Also new is a ticket package for local residents, in addition to the usual variety of packages that are available. The "Locals Package," available on a limited basis, includes 12 regular screenings, two premieres (including the opening night premiere) and two panel discussions for $150. There is also a $250 "Locals Package," which includes 10 screenings and two other screening and party options. (For further information, or to purchase a package, phone 322-1700.)

Competition films that have been announced include the documentaries Terry Zwigoff's "Crumb," about cartoonist R. Crumb, most famous for "Fritz the Cat" and the "Keep On Truckin' " T-shirt logo; "Black Is . . . Black Ain't," from Marlon T. Riggs; and "Tie-Died: Rock 'n' Roll's Most Dedicated Fans," by Andrew Behar. On the dramatic side, competition titles include "The Wife," from Tom Noonan, who won the grand prize in January for "What Happened Was . . ."; Nick Gomez's "New Jersey Drive"; and "The Four Corners of Nowhere," by Steve Chbosky.

Among the many premieres are "Safe" by Todd Haynes, whose controversial "Poison" shocked festival audiences in 1991, as well as "The Basketball Diaries" by Scott Kalvert, Gregory Nava's "My Family" and a new film by Abel Ferrara ("Bad Lieutenant"), "The Addiction."

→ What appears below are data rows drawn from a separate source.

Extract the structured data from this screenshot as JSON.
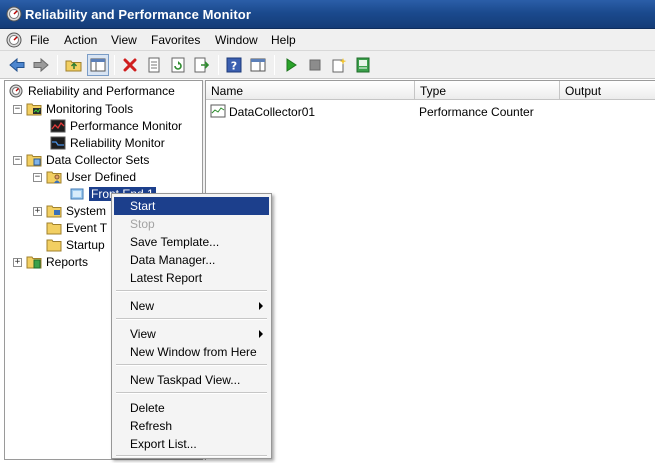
{
  "window": {
    "title": "Reliability and Performance Monitor"
  },
  "menu": [
    "File",
    "Action",
    "View",
    "Favorites",
    "Window",
    "Help"
  ],
  "toolbar": {
    "buttons": [
      "back-arrow-icon",
      "forward-arrow-icon",
      "up-folder-icon",
      "show-hide-tree-icon",
      "delete-icon",
      "properties-icon",
      "refresh-icon",
      "export-list-icon",
      "help-icon",
      "show-hide-action-pane-icon",
      "start-icon",
      "stop-icon",
      "new-icon",
      "latest-report-icon"
    ]
  },
  "tree": {
    "root": "Reliability and Performance",
    "monitoring_tools": "Monitoring Tools",
    "performance_monitor": "Performance Monitor",
    "reliability_monitor": "Reliability Monitor",
    "data_collector_sets": "Data Collector Sets",
    "user_defined": "User Defined",
    "front_end": "Front End 1",
    "system": "System",
    "event_trace": "Event T",
    "startup": "Startup",
    "reports": "Reports"
  },
  "list": {
    "columns": [
      "Name",
      "Type",
      "Output"
    ],
    "rows": [
      {
        "name": "DataCollector01",
        "type": "Performance Counter",
        "output": ""
      }
    ]
  },
  "context_menu": {
    "start": "Start",
    "stop": "Stop",
    "save_template": "Save Template...",
    "data_manager": "Data Manager...",
    "latest_report": "Latest Report",
    "new": "New",
    "view": "View",
    "new_window": "New Window from Here",
    "new_taskpad": "New Taskpad View...",
    "delete": "Delete",
    "refresh": "Refresh",
    "export_list": "Export List..."
  },
  "colors": {
    "titlebar": "#1b4a8e",
    "selection": "#1c3f8c",
    "start_green": "#2aa32a",
    "delete_red": "#d01e1e"
  }
}
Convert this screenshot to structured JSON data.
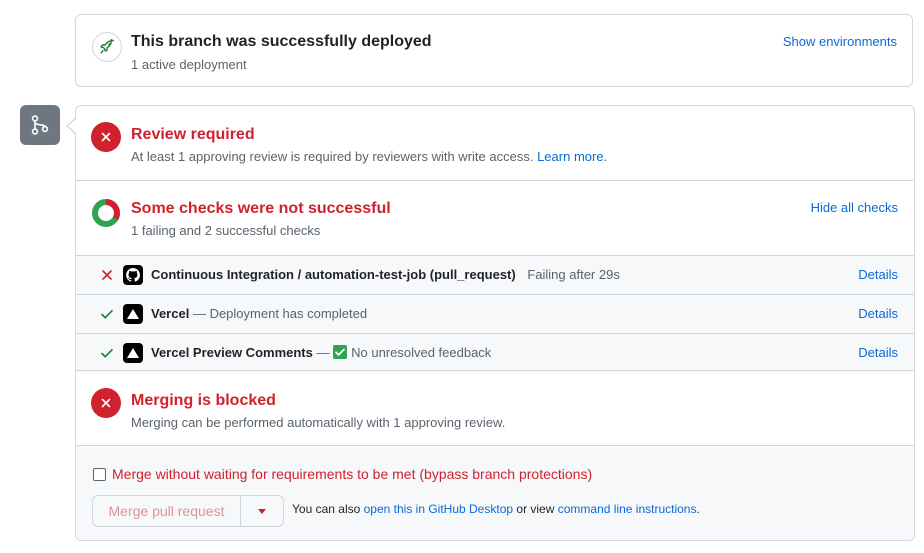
{
  "deployment": {
    "title": "This branch was successfully deployed",
    "subtitle": "1 active deployment",
    "show_environments": "Show environments",
    "icon": "rocket-icon"
  },
  "merge_panel": {
    "badge_icon": "git-branch-icon",
    "review": {
      "title": "Review required",
      "description": "At least 1 approving review is required by reviewers with write access.",
      "learn_more": "Learn more."
    },
    "checks": {
      "title": "Some checks were not successful",
      "summary": "1 failing and 2 successful checks",
      "hide_all": "Hide all checks",
      "failing_count": 1,
      "successful_count": 2,
      "items": [
        {
          "status": "failure",
          "icon": "github-icon",
          "name": "Continuous Integration / automation-test-job (pull_request)",
          "description": "Failing after 29s",
          "details": "Details"
        },
        {
          "status": "success",
          "icon": "vercel-icon",
          "name": "Vercel",
          "description": "— Deployment has completed",
          "details": "Details"
        },
        {
          "status": "success",
          "icon": "vercel-icon",
          "name": "Vercel Preview Comments",
          "description_prefix": "—",
          "description": "No unresolved feedback",
          "details": "Details"
        }
      ]
    },
    "blocked": {
      "title": "Merging is blocked",
      "description": "Merging can be performed automatically with 1 approving review."
    },
    "footer": {
      "bypass_label": "Merge without waiting for requirements to be met (bypass branch protections)",
      "merge_button": "Merge pull request",
      "alt_prefix": "You can also",
      "desktop_link": "open this in GitHub Desktop",
      "alt_middle": "or view",
      "cli_link": "command line instructions",
      "alt_suffix": "."
    }
  },
  "colors": {
    "danger": "#cf222e",
    "success": "#1a7f37",
    "link": "#0969da",
    "border": "#d0d7de"
  }
}
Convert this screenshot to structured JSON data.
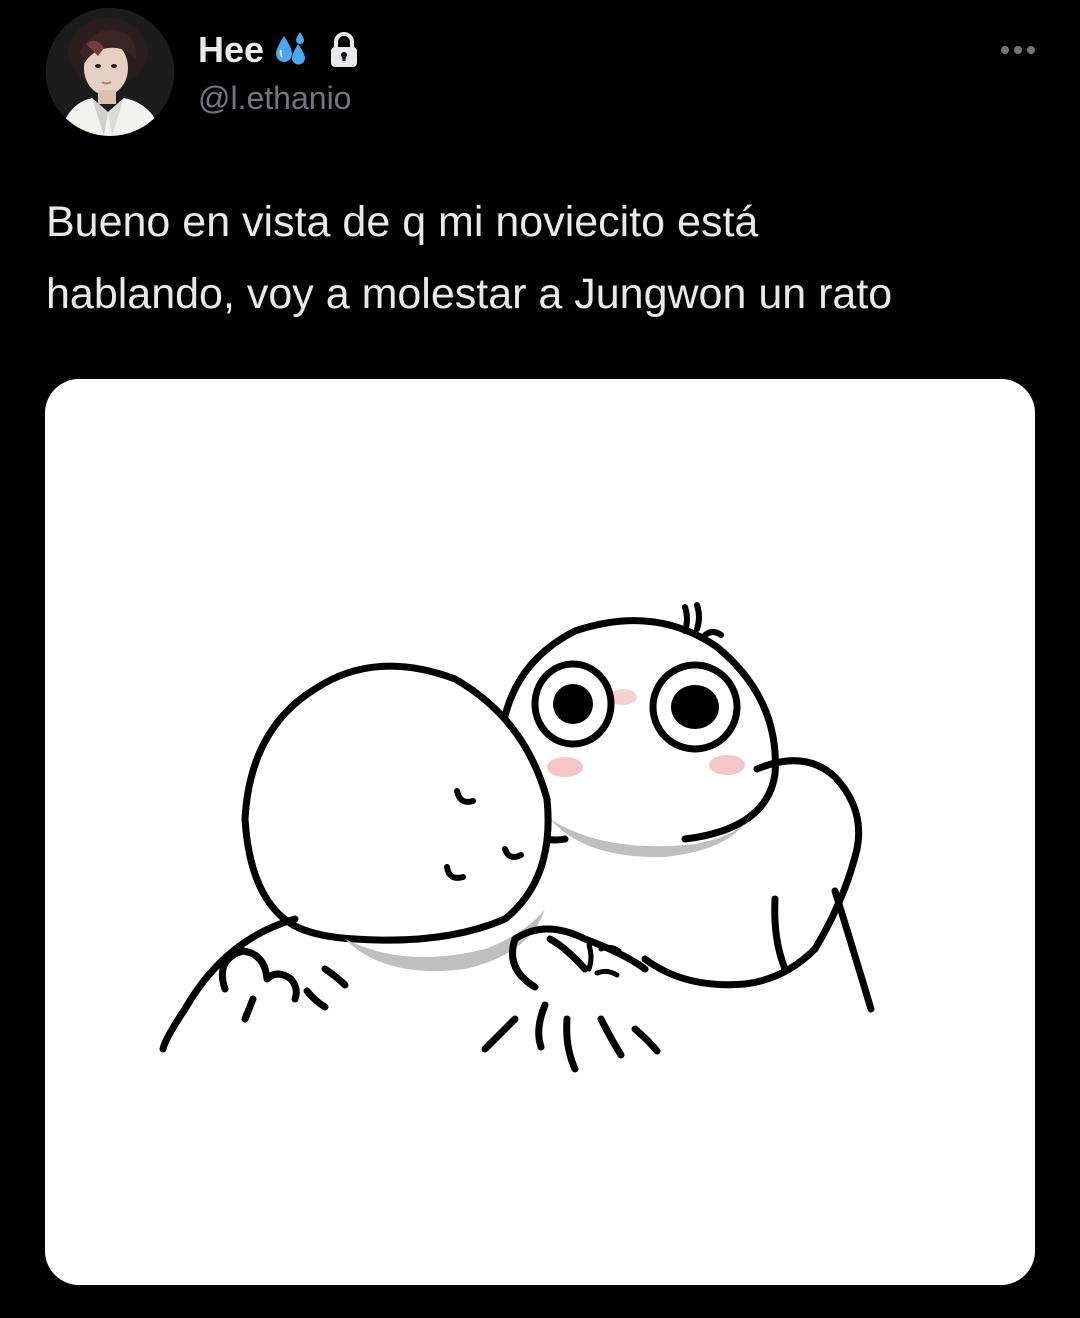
{
  "tweet": {
    "author": {
      "display_name": "Hee",
      "handle": "@l.ethanio",
      "badges": [
        "sweat-droplets-emoji-icon",
        "lock-icon"
      ]
    },
    "text": "Bueno en vista de q mi noviecito está\nhablando, voy a molestar a Jungwon un rato",
    "menu_icon": "more-horizontal-icon",
    "media": {
      "type": "illustration",
      "background": "#ffffff"
    }
  },
  "colors": {
    "background": "#000000",
    "text_primary": "#e7e9ea",
    "text_secondary": "#71767b",
    "emoji_blue": "#4aa8f0"
  }
}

The locally produced "Plan Ten From Outer Space," by Trent Harris ("Rubin and Ed"), will be shown as a midnight screening in Park City. The film is a sci-fi farce satirizing the local lifestyle (but is not related to Ed Wood's notorious "Plan Nine From Outer Space").